Saudi Aramco seeks large stake in Arctic LNG-2 project in northern Russia: report

Share
A view of Yamal LNG, in Sabetta, Arctic Russia in March 2017. Saudi Aramco, Saudi Arabia’s state energy company, is looking to buy a 30% stake in Novatek’s Arctic LNG-2 project, according to Interfax. (Olesya Astakhova/Reuters)
Russia’s energy minister welcomes Saudi Arabia’s state energy company as key commercial partner to the second gas plant on the Yamal Peninsula.

Seems like Russia’s private gas giant Novatek will have few problems finding foreign financial parters to its upcoming giga project in the Arctic. Previously, talks have been held with China’s CNPC, French Total as well as companies from Japan and South Korea.

Novatek has previously said it would keep 60% of Arctic LNG-2.

This week, Saudi Arabia’s Energy Minister Khalid Al Falih said to the country’s Al Ekhbariya TV channel that Saudi Arabia could buy 30% of Arctic LNG-2, Interfax reports (in Russian).

Arctic LNG-2 is the second of Novatek’s LNG plants on the Yamal Peninsula. The first, Yamal-LNG, started production in December last year.

The Saudi Energy Minister visited Yamal-LNG in May 2017 and a Memorandum of Understanding (MOU) was signed between Novatek and Saudi Aramco in February this year. The MOU outlined how the two companies should collaborate internationally on natural gas projects, including LNG supplies, development of LNG markets, gas exploration and production projects, as well as research and technology development.

Leonid Michelson, Chairman of Novatek’s management board, said at the time: “We see a wide array of exciting and mutually beneficial energy opportunities to cooperate with Saudi Arabia.”

Arctic LNG quickly expanding

Arctic LNG-2 is estimated to cost $20-21 billion. Together with the already commissioned $27 billion Yamal-LNG, the constructions are by far the most expensive industrial development project anywhere north of the Arctic Circle in history. Planned start-up date of the first line is 2022-23, followed by line two and three in 2024 and 2025.

Work is already underway to build a supply base for Yamal LNG-2 north of Murmansk, in northwestern Russia. The so-called Kola Yard will both have a key-role in constructing the liquified natural gas plant itself, and serve for gas tanker reloading when production at the Yamal Peninsula starts.
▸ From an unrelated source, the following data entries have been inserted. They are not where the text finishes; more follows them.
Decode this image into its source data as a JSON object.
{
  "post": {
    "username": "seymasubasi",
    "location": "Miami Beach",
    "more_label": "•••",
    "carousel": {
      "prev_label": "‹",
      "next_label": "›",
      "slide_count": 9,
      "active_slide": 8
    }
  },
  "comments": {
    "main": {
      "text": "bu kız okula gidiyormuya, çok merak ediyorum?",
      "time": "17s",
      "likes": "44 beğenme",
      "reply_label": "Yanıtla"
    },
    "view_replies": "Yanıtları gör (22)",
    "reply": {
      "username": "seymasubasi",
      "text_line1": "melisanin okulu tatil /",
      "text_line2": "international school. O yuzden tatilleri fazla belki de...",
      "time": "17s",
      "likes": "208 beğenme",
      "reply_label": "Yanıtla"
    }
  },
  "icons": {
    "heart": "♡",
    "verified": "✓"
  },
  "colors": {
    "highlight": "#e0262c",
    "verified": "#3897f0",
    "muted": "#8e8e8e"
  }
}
Working on commercial cooperation

Russia’s Energy Minister, Aleksandr Novak, told reporters that Saudi Arabia’s interest in teaming up with Novatek for Arctic LNG-2 is part of projects considered under the two countries’ road map for commercial cooperation. Novak welcomed the project, which would be the first large concrete project between the two countries petroleum companies.

Russia and Saudi Arabia are the world’s two largest oil producers.

Related stories from around the North:

Canada: Ottawa signals it’s open to talks on offshore Arctic oil and gas development, Radio Canada International

Finland: Finland’s first silver mine to start production next year, Yle News

Norway: Drilling confirms major oil discovery for Lundin in Norway’s Arctic waters, The Independent Barents Observer

Russia: Gazprom Neft’s oil shipments hit 20-million-ton mark through Russia’s Arctic waters, The Independent Barents Observer

Sweden: Sweden reluctantly greenlights construction of Nord Stream 2 gas pipeline, Radio Sweden

United States: US Gov preparing for oil exploration in Alaska’s Arctic National Wildlife Refuge, Alaska Public Media

Share
Thomas Nilsen, The Independent Barents Observer

Thomas Nilsen, The Independent Barents Observer

For more news from the Barents region visit The Independent Barents Observer.

Do you want to report an error or a typo? Click here!

Leave a Reply

Note: By submitting your comments, you acknowledge that Radio Canada International has the right to reproduce, broadcast and publicize those comments or any part thereof in any manner whatsoever. Radio Canada International does not endorse any of the views posted. Your comments will be pre-moderated and published if they meet netiquette guidelines.
Netiquette »

Your email address will not be published. Required fields are marked *